-- Exercise goal --
Nothing but the lines holding the string "this" should appear in the answer. Copy them from the entries.

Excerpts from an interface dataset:
========================================================================

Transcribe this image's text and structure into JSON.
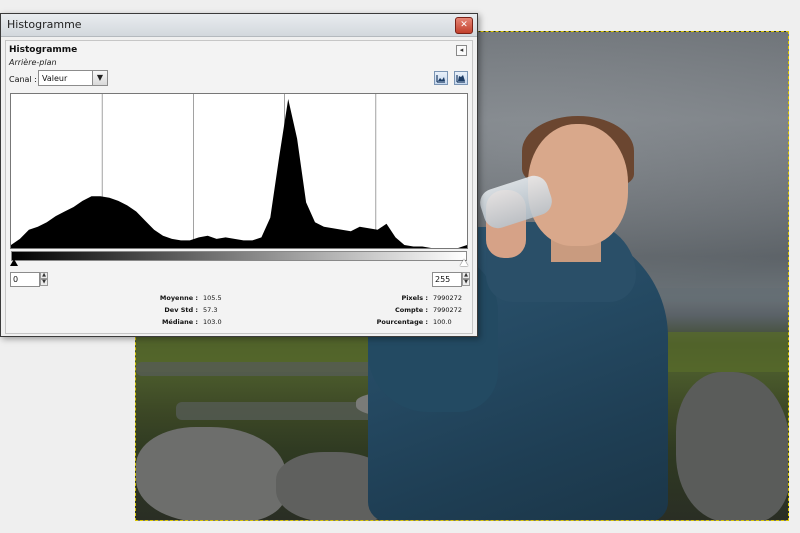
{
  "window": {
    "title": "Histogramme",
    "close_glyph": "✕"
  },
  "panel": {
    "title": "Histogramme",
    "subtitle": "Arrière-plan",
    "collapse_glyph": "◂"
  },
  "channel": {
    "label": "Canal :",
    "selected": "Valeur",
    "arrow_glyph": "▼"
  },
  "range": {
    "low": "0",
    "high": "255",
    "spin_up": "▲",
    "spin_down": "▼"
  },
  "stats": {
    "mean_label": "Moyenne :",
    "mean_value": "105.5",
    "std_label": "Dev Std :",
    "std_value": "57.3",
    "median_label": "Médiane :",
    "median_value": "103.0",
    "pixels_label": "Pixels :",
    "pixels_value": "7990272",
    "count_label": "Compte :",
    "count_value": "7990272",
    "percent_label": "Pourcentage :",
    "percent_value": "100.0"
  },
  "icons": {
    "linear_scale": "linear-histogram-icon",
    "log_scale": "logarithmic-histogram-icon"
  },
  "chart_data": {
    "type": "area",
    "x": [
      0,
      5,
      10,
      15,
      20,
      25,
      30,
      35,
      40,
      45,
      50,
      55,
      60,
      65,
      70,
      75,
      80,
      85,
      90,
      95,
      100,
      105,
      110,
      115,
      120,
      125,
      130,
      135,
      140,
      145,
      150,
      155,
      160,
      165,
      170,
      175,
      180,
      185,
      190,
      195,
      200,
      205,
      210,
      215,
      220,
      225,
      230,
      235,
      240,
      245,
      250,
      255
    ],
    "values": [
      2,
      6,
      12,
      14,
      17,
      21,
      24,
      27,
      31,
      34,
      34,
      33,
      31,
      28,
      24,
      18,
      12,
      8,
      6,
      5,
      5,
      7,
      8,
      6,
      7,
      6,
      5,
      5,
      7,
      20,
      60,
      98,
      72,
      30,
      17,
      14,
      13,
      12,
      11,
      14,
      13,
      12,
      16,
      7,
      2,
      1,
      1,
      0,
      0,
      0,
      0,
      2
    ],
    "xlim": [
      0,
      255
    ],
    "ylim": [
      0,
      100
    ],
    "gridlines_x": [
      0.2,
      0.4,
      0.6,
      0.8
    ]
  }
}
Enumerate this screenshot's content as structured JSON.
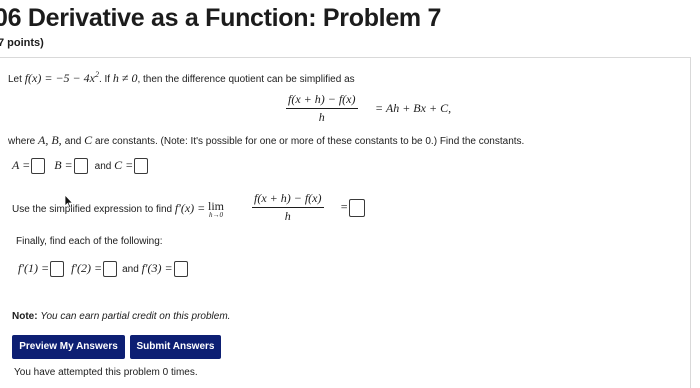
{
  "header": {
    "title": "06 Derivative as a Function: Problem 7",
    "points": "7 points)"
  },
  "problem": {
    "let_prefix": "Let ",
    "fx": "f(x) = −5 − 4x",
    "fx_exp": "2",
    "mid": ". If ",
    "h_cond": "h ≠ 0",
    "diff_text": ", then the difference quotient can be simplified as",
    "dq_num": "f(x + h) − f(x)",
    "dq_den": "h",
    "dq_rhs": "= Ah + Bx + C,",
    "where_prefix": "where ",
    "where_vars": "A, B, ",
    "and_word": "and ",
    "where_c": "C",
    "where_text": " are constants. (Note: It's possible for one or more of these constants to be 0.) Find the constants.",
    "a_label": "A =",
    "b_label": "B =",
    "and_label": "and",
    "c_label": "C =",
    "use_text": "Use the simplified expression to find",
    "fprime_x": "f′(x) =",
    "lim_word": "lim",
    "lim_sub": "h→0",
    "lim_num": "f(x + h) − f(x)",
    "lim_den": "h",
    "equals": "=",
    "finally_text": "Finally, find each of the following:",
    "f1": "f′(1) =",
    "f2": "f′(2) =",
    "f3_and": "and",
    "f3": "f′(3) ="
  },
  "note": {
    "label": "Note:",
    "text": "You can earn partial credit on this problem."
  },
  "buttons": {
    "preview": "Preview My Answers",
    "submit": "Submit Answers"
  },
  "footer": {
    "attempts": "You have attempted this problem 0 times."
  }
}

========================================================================

-- Task result --
Transcribe this image's text and structure into JSON.
Enumerate this screenshot's content as structured JSON.
    "text": "You can earn partial credit on this problem."
    "attempts": "You have attempted this problem 0 times."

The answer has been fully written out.